INPUT DATA Start Marker

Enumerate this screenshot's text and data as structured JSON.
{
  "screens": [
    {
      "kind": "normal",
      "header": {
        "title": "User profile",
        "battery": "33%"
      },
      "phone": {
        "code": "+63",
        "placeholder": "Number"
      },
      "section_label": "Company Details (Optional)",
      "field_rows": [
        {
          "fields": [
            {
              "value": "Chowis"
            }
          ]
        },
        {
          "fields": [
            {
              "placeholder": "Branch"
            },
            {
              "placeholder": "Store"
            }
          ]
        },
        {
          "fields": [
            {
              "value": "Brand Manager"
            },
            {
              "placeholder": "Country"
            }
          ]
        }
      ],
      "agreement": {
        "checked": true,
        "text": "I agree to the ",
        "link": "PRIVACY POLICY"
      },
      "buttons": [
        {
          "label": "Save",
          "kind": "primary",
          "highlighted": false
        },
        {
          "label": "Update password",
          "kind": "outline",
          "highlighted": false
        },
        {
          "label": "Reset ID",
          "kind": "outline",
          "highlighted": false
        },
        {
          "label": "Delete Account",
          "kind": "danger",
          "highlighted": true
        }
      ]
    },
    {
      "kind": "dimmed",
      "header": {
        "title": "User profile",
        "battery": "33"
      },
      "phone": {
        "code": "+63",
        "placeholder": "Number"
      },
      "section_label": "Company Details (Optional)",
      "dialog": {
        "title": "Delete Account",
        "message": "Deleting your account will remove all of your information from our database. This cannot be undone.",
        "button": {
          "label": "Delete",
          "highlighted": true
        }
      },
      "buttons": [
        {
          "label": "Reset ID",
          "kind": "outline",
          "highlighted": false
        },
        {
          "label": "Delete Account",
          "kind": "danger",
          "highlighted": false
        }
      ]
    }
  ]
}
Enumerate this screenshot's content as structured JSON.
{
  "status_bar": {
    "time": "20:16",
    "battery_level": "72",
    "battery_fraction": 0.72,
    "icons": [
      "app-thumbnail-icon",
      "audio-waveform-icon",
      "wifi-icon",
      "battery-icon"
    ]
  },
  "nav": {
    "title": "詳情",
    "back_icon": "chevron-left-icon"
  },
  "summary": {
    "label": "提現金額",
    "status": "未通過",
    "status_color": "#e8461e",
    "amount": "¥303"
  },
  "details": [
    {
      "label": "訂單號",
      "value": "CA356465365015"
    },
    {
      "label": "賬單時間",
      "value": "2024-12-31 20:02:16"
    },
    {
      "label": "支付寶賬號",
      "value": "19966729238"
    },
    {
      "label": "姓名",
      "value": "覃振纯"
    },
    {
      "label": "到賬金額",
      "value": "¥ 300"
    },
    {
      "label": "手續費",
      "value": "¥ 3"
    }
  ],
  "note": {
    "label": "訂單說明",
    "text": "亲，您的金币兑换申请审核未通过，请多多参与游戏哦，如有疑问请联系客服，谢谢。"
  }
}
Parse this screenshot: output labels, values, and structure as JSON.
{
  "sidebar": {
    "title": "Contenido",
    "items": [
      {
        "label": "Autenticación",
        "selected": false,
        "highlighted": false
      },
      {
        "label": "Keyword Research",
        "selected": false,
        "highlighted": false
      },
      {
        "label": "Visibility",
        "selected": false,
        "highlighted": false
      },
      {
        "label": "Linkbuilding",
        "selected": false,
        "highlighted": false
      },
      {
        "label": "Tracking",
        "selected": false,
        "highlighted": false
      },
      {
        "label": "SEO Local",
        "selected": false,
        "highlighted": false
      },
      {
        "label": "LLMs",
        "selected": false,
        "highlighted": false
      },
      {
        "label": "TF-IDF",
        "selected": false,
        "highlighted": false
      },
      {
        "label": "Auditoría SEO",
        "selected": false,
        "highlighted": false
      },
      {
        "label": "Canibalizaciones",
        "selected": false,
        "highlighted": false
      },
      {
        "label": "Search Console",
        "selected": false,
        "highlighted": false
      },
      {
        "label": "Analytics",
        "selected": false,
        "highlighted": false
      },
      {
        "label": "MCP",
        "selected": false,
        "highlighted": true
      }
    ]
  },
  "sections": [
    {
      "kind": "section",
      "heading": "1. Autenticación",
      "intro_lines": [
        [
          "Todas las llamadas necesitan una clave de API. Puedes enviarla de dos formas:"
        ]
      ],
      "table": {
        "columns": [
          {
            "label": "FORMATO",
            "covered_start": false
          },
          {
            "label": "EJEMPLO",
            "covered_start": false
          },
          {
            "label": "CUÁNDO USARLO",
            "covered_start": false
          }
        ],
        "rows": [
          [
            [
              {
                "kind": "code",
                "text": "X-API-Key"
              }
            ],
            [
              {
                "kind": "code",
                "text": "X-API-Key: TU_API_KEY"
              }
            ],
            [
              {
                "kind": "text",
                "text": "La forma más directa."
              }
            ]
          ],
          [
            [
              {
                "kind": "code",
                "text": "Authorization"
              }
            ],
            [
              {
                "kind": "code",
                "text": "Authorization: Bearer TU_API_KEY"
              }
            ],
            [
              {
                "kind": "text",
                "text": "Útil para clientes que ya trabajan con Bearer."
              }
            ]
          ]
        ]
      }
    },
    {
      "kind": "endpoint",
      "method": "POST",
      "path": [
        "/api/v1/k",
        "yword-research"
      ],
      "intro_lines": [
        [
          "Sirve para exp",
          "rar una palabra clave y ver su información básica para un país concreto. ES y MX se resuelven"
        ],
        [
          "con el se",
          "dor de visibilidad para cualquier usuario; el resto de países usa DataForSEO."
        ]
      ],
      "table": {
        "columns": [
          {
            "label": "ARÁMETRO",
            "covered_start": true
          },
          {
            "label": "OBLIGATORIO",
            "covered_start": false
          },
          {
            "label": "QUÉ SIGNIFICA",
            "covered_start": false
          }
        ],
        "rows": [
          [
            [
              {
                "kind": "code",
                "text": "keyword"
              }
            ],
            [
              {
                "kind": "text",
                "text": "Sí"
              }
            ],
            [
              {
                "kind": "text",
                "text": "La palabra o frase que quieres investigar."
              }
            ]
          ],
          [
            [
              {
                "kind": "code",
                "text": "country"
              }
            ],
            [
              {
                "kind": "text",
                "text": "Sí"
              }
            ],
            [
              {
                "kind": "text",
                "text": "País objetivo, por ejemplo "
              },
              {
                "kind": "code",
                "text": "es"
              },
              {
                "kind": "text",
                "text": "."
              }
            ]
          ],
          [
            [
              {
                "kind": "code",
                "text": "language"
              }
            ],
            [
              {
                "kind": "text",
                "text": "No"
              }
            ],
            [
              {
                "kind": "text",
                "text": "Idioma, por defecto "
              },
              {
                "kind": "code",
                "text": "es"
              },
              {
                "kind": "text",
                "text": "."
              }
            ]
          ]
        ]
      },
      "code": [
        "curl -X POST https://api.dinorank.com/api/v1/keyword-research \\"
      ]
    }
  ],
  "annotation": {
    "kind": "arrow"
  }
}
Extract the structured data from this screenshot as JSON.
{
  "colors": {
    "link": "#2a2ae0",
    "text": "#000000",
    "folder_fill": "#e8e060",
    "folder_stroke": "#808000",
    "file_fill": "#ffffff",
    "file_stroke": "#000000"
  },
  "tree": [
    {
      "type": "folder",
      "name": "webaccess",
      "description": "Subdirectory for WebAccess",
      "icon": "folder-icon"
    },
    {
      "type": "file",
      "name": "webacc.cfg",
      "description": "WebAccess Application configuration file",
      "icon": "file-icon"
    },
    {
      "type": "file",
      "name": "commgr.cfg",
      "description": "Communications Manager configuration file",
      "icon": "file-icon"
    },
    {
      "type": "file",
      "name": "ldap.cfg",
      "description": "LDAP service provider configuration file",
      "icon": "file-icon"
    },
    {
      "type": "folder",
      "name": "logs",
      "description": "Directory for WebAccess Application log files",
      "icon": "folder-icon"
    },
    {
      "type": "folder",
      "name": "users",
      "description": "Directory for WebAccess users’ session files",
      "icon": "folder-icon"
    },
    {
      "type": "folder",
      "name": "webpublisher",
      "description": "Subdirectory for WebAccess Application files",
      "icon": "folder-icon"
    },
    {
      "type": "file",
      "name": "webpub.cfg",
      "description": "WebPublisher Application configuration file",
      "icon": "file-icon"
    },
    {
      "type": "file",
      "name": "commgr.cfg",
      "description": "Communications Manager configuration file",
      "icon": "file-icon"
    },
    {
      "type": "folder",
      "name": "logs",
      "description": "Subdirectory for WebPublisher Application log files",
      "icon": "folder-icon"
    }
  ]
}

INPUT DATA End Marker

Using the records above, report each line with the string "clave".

          "Todas las llamadas necesitan una clave de API. Puedes enviarla de dos formas:"
          "rar una palabra clave y ver su información básica para un país concreto. ES y MX se resuelven"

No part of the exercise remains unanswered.